Even as a part-time employee, you might not mind the extra money until you feel obligated to work every shift that someone else misses.
If you do not want to be the next one to become burnt out and quit, you will have to set boundaries and not work more than you can handle.
Besides, everyone should be allowed to see their families or have a life outside their jobs.
5. Questionable Security
A McDonald’s might have security cameras.
However, it is tough for busy employees to pay attention to it during a lunch and dinner rush.
This might feel less safe than an office that requires a keycard, password, or handprint entry.
On the other hand, you could work in the corporate building instead of one of the stores, which has high-security detail.
6. Crowded and Noisy Environment
McDonald’s can be crowded and noisy, especially during peak hours.
This might drive you crazy after a while.
Once you are done with your shift, you might not even want to talk to your spouse when you get home – probably not at least for an hour.
What is more, hearing your children’s screaming might sound unbearable because of all that time hearing other people’s children at work.
7. Potentially Stressful
In addition to physical burnout, you also may become mentally stressed out.
This may cause migraines and nervous breakdowns.
Make sure you do not take on more hours than you can handle when working at McDonald’s or any other fast-food food job.
Pros and Cons of Working at McDonald’s – Summary Table
|Pros of Working At Mc D’s||Cons of Working At Mc D’s|
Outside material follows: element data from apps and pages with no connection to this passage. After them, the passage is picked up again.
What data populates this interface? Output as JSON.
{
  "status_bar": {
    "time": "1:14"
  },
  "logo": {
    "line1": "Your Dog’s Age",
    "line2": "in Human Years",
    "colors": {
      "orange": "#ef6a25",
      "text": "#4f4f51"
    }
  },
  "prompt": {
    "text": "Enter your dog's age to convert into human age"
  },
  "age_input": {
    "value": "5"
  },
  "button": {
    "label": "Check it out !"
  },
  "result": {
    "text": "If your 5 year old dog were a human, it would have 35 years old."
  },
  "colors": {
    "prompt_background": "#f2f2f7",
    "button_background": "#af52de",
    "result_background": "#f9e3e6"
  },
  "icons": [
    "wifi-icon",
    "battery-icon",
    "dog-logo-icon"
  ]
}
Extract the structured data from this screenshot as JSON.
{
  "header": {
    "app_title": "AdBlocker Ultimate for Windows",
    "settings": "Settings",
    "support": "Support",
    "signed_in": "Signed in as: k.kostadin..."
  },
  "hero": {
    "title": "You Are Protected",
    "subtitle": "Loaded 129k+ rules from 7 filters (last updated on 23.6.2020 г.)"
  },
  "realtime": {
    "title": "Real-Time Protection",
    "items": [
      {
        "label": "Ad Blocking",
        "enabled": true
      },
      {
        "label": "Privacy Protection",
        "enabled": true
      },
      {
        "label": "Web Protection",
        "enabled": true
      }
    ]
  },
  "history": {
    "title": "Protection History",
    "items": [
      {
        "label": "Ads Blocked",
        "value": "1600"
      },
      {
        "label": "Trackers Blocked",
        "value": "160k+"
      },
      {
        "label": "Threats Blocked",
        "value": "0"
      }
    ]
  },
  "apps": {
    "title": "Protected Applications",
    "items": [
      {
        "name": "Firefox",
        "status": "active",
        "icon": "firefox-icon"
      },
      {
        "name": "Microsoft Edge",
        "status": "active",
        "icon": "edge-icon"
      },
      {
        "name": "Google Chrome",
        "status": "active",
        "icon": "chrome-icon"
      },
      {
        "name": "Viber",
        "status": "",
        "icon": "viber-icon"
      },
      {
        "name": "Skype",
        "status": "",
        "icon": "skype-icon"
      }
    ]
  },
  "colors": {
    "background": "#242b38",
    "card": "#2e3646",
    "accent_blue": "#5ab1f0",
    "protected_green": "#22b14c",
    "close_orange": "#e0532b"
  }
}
|1. On-The-Job Training||1. Inconsistent Hours for Part-Time Workers|
|2. Flexible Scheduling||2. Threat of Closure|
|3. Advancement Opportunities||3. Possible Burnout|
|4. Develop Leadership Skills||4. Unreliable Co-Workers|
|5. Learn Organizational Skills||5. Questionable Security|
|6. Improve Interpersonal Communications||6. Crowded and Noisy Environment|
|7. Develop Sales Skills||7. Potentially Stressful|
|8. Benefits to Employees (ex: Meal Discounts or Insurance)|
Should You Become a McDonald’s Employee?
It is not uncommon for people either in high school or who have recently graduated to work at McDonald’s.
For them, it may be their first experience learning how to deal with people in a professional environment.
Not everyone who works at McDonald’s makes a lifetime career out of it.
However, if you become a general manager, you could make an average yearly salary of $55,410 without ever having to attend college.
Other perks of Mc D’s management positions include profit and commission sharing, stock options, and cash bonuses.
Some managers end up generating more than $200,000 per year of revenue after putting in enough time.